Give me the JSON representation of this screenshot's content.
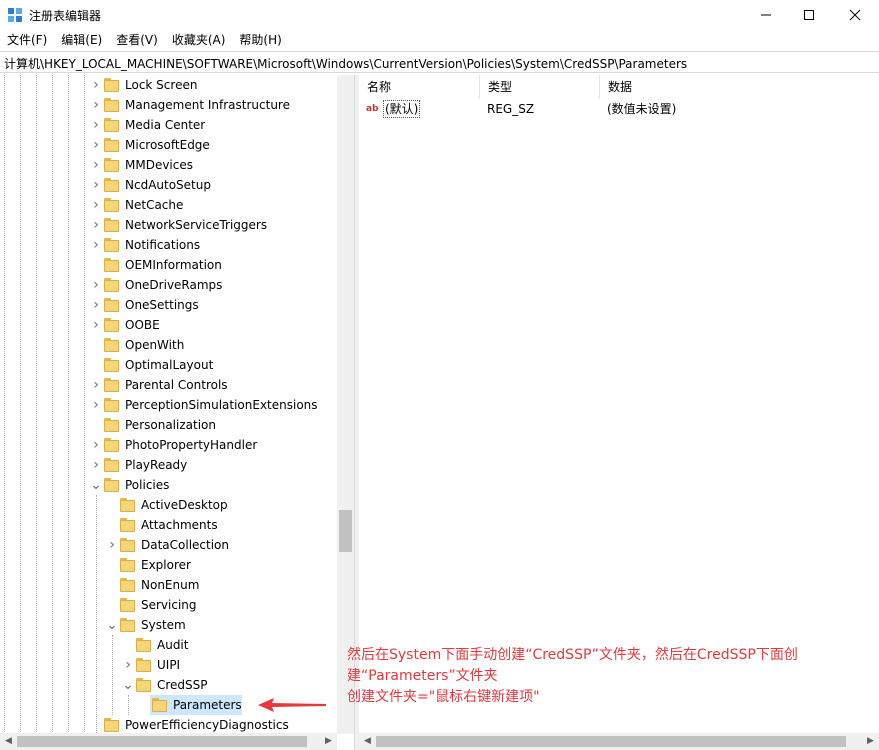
{
  "window": {
    "title": "注册表编辑器",
    "icon": "regedit-icon"
  },
  "menu": [
    "文件(F)",
    "编辑(E)",
    "查看(V)",
    "收藏夹(A)",
    "帮助(H)"
  ],
  "address": "计算机\\HKEY_LOCAL_MACHINE\\SOFTWARE\\Microsoft\\Windows\\CurrentVersion\\Policies\\System\\CredSSP\\Parameters",
  "tree": {
    "items": [
      {
        "label": "Lock Screen",
        "level": 0,
        "arrow": "collapsed"
      },
      {
        "label": "Management Infrastructure",
        "level": 0,
        "arrow": "collapsed"
      },
      {
        "label": "Media Center",
        "level": 0,
        "arrow": "collapsed"
      },
      {
        "label": "MicrosoftEdge",
        "level": 0,
        "arrow": "collapsed"
      },
      {
        "label": "MMDevices",
        "level": 0,
        "arrow": "collapsed"
      },
      {
        "label": "NcdAutoSetup",
        "level": 0,
        "arrow": "collapsed"
      },
      {
        "label": "NetCache",
        "level": 0,
        "arrow": "collapsed"
      },
      {
        "label": "NetworkServiceTriggers",
        "level": 0,
        "arrow": "collapsed"
      },
      {
        "label": "Notifications",
        "level": 0,
        "arrow": "collapsed"
      },
      {
        "label": "OEMInformation",
        "level": 0,
        "arrow": "none"
      },
      {
        "label": "OneDriveRamps",
        "level": 0,
        "arrow": "collapsed"
      },
      {
        "label": "OneSettings",
        "level": 0,
        "arrow": "collapsed"
      },
      {
        "label": "OOBE",
        "level": 0,
        "arrow": "collapsed"
      },
      {
        "label": "OpenWith",
        "level": 0,
        "arrow": "none"
      },
      {
        "label": "OptimalLayout",
        "level": 0,
        "arrow": "none"
      },
      {
        "label": "Parental Controls",
        "level": 0,
        "arrow": "collapsed"
      },
      {
        "label": "PerceptionSimulationExtensions",
        "level": 0,
        "arrow": "collapsed"
      },
      {
        "label": "Personalization",
        "level": 0,
        "arrow": "none"
      },
      {
        "label": "PhotoPropertyHandler",
        "level": 0,
        "arrow": "collapsed"
      },
      {
        "label": "PlayReady",
        "level": 0,
        "arrow": "collapsed"
      },
      {
        "label": "Policies",
        "level": 0,
        "arrow": "expanded"
      },
      {
        "label": "ActiveDesktop",
        "level": 1,
        "arrow": "none"
      },
      {
        "label": "Attachments",
        "level": 1,
        "arrow": "none"
      },
      {
        "label": "DataCollection",
        "level": 1,
        "arrow": "collapsed"
      },
      {
        "label": "Explorer",
        "level": 1,
        "arrow": "none"
      },
      {
        "label": "NonEnum",
        "level": 1,
        "arrow": "none"
      },
      {
        "label": "Servicing",
        "level": 1,
        "arrow": "none"
      },
      {
        "label": "System",
        "level": 1,
        "arrow": "expanded"
      },
      {
        "label": "Audit",
        "level": 2,
        "arrow": "none"
      },
      {
        "label": "UIPI",
        "level": 2,
        "arrow": "collapsed"
      },
      {
        "label": "CredSSP",
        "level": 2,
        "arrow": "expanded"
      },
      {
        "label": "Parameters",
        "level": 3,
        "arrow": "none",
        "selected": true
      },
      {
        "label": "PowerEfficiencyDiagnostics",
        "level": 0,
        "arrow": "none"
      }
    ]
  },
  "values": {
    "headers": {
      "name": "名称",
      "type": "类型",
      "data": "数据"
    },
    "rows": [
      {
        "icon": "ab",
        "name": "(默认)",
        "type": "REG_SZ",
        "data": "(数值未设置)"
      }
    ]
  },
  "annotation": {
    "line1": "然后在System下面手动创建“CredSSP”文件夹，然后在CredSSP下面创",
    "line2": "建“Parameters”文件夹",
    "line3": "创建文件夹=\"鼠标右键新建项\"",
    "color": "#e8383d"
  }
}
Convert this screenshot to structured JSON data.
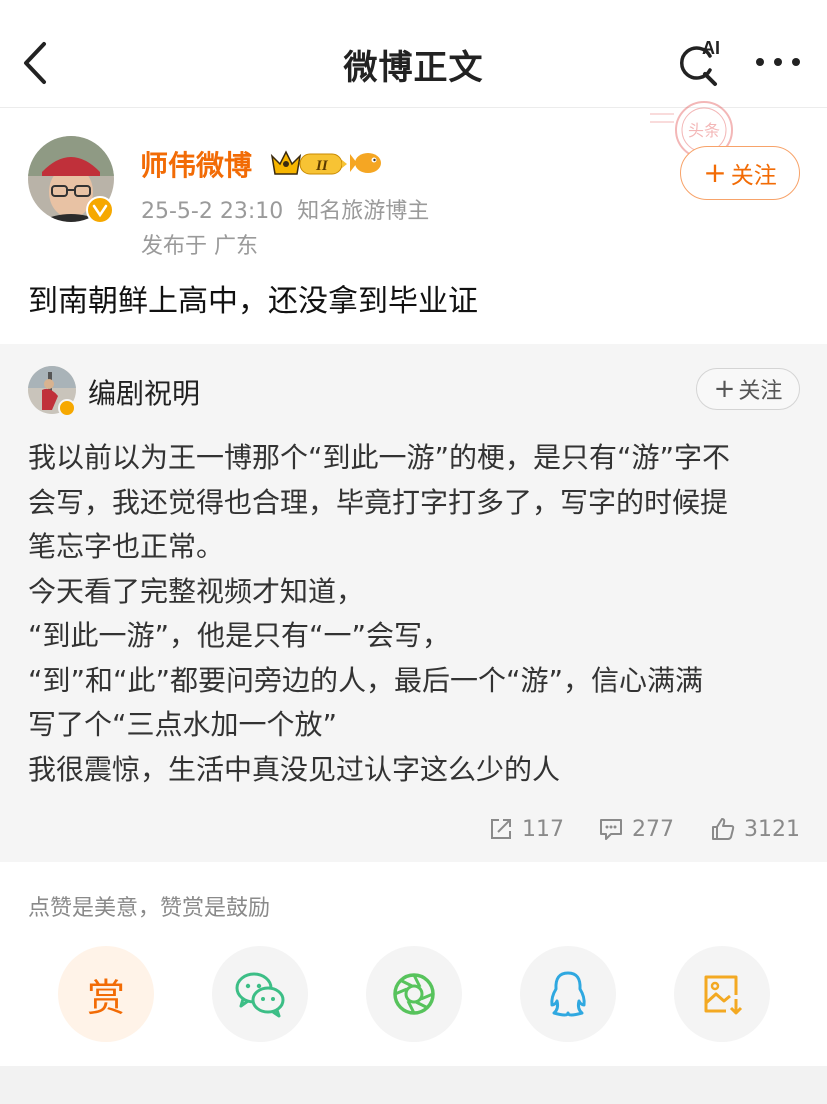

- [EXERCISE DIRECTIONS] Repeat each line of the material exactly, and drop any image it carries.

- [EXERCISE ANSWER]
Give me the JSON representation of this screenshot's content.
{
  "window": {
    "title": "注册表编辑器",
    "icon": "regedit-icon"
  },
  "menu": [
    "文件(F)",
    "编辑(E)",
    "查看(V)",
    "收藏夹(A)",
    "帮助(H)"
  ],
  "address": "计算机\\HKEY_LOCAL_MACHINE\\SOFTWARE\\Microsoft\\Windows\\CurrentVersion\\Policies\\System\\CredSSP\\Parameters",
  "tree": {
    "items": [
      {
        "label": "Lock Screen",
        "level": 0,
        "arrow": "collapsed"
      },
      {
        "label": "Management Infrastructure",
        "level": 0,
        "arrow": "collapsed"
      },
      {
        "label": "Media Center",
        "level": 0,
        "arrow": "collapsed"
      },
      {
        "label": "MicrosoftEdge",
        "level": 0,
        "arrow": "collapsed"
      },
      {
        "label": "MMDevices",
        "level": 0,
        "arrow": "collapsed"
      },
      {
        "label": "NcdAutoSetup",
        "level": 0,
        "arrow": "collapsed"
      },
      {
        "label": "NetCache",
        "level": 0,
        "arrow": "collapsed"
      },
      {
        "label": "NetworkServiceTriggers",
        "level": 0,
        "arrow": "collapsed"
      },
      {
        "label": "Notifications",
        "level": 0,
        "arrow": "collapsed"
      },
      {
        "label": "OEMInformation",
        "level": 0,
        "arrow": "none"
      },
      {
        "label": "OneDriveRamps",
        "level": 0,
        "arrow": "collapsed"
      },
      {
        "label": "OneSettings",
        "level": 0,
        "arrow": "collapsed"
      },
      {
        "label": "OOBE",
        "level": 0,
        "arrow": "collapsed"
      },
      {
        "label": "OpenWith",
        "level": 0,
        "arrow": "none"
      },
      {
        "label": "OptimalLayout",
        "level": 0,
        "arrow": "none"
      },
      {
        "label": "Parental Controls",
        "level": 0,
        "arrow": "collapsed"
      },
      {
        "label": "PerceptionSimulationExtensions",
        "level": 0,
        "arrow": "collapsed"
      },
      {
        "label": "Personalization",
        "level": 0,
        "arrow": "none"
      },
      {
        "label": "PhotoPropertyHandler",
        "level": 0,
        "arrow": "collapsed"
      },
      {
        "label": "PlayReady",
        "level": 0,
        "arrow": "collapsed"
      },
      {
        "label": "Policies",
        "level": 0,
        "arrow": "expanded"
      },
      {
        "label": "ActiveDesktop",
        "level": 1,
        "arrow": "none"
      },
      {
        "label": "Attachments",
        "level": 1,
        "arrow": "none"
      },
      {
        "label": "DataCollection",
        "level": 1,
        "arrow": "collapsed"
      },
      {
        "label": "Explorer",
        "level": 1,
        "arrow": "none"
      },
      {
        "label": "NonEnum",
        "level": 1,
        "arrow": "none"
      },
      {
        "label": "Servicing",
        "level": 1,
        "arrow": "none"
      },
      {
        "label": "System",
        "level": 1,
        "arrow": "expanded"
      },
      {
        "label": "Audit",
        "level": 2,
        "arrow": "none"
      },
      {
        "label": "UIPI",
        "level": 2,
        "arrow": "collapsed"
      },
      {
        "label": "CredSSP",
        "level": 2,
        "arrow": "expanded"
      },
      {
        "label": "Parameters",
        "level": 3,
        "arrow": "none",
        "selected": true
      },
      {
        "label": "PowerEfficiencyDiagnostics",
        "level": 0,
        "arrow": "none"
      }
    ]
  },
  "values": {
    "headers": {
      "name": "名称",
      "type": "类型",
      "data": "数据"
    },
    "rows": [
      {
        "icon": "ab",
        "name": "(默认)",
        "type": "REG_SZ",
        "data": "(数值未设置)"
      }
    ]
  },
  "annotation": {
    "line1": "然后在System下面手动创建“CredSSP”文件夹，然后在CredSSP下面创",
    "line2": "建“Parameters”文件夹",
    "line3": "创建文件夹=\"鼠标右键新建项\"",
    "color": "#e8383d"
  }
}
Convert this screenshot to structured JSON data.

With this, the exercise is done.